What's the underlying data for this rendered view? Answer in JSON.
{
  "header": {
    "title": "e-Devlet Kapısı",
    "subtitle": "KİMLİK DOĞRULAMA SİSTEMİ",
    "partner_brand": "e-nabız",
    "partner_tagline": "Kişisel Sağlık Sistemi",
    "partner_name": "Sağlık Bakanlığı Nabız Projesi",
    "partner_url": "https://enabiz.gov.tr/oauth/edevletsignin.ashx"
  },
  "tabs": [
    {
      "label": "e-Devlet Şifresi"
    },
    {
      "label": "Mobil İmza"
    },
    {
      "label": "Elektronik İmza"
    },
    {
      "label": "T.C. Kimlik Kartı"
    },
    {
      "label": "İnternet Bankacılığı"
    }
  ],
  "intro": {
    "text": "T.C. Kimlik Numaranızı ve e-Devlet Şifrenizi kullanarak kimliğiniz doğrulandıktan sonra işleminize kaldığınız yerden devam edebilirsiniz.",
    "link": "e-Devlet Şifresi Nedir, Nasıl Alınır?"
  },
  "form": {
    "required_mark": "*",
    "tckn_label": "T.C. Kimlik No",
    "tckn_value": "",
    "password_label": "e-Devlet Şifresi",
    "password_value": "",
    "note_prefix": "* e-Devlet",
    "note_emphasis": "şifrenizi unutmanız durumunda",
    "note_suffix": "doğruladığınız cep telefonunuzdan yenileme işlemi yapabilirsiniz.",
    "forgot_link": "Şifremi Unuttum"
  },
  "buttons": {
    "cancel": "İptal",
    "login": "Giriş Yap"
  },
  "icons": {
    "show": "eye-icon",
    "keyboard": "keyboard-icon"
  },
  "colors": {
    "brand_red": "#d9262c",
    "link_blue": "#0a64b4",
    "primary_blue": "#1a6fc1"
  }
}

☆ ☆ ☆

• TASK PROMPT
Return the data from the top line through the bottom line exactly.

• TASK OUTPUT
What's the underlying data for this rendered view? Answer in JSON.
{
  "header": {
    "title": "e-Devlet Kapısı",
    "subtitle": "KİMLİK DOĞRULAMA SİSTEMİ",
    "partner_brand": "e-nabız",
    "partner_tagline": "Kişisel Sağlık Sistemi",
    "partner_name": "Sağlık Bakanlığı Nabız Projesi",
    "partner_url": "https://enabiz.gov.tr/oauth/edevletsignin.ashx"
  },
  "tabs": [
    {
      "label": "e-Devlet Şifresi"
    },
    {
      "label": "Mobil İmza"
    },
    {
      "label": "Elektronik İmza"
    },
    {
      "label": "T.C. Kimlik Kartı"
    },
    {
      "label": "İnternet Bankacılığı"
    }
  ],
  "intro": {
    "text": "T.C. Kimlik Numaranızı ve e-Devlet Şifrenizi kullanarak kimliğiniz doğrulandıktan sonra işleminize kaldığınız yerden devam edebilirsiniz.",
    "link": "e-Devlet Şifresi Nedir, Nasıl Alınır?"
  },
  "form": {
    "required_mark": "*",
    "tckn_label": "T.C. Kimlik No",
    "tckn_value": "",
    "password_label": "e-Devlet Şifresi",
    "password_value": "",
    "note_prefix": "* e-Devlet",
    "note_emphasis": "şifrenizi unutmanız durumunda",
    "note_suffix": "doğruladığınız cep telefonunuzdan yenileme işlemi yapabilirsiniz.",
    "forgot_link": "Şifremi Unuttum"
  },
  "buttons": {
    "cancel": "İptal",
    "login": "Giriş Yap"
  },
  "icons": {
    "show": "eye-icon",
    "keyboard": "keyboard-icon"
  },
  "colors": {
    "brand_red": "#d9262c",
    "link_blue": "#0a64b4",
    "primary_blue": "#1a6fc1"
  }
}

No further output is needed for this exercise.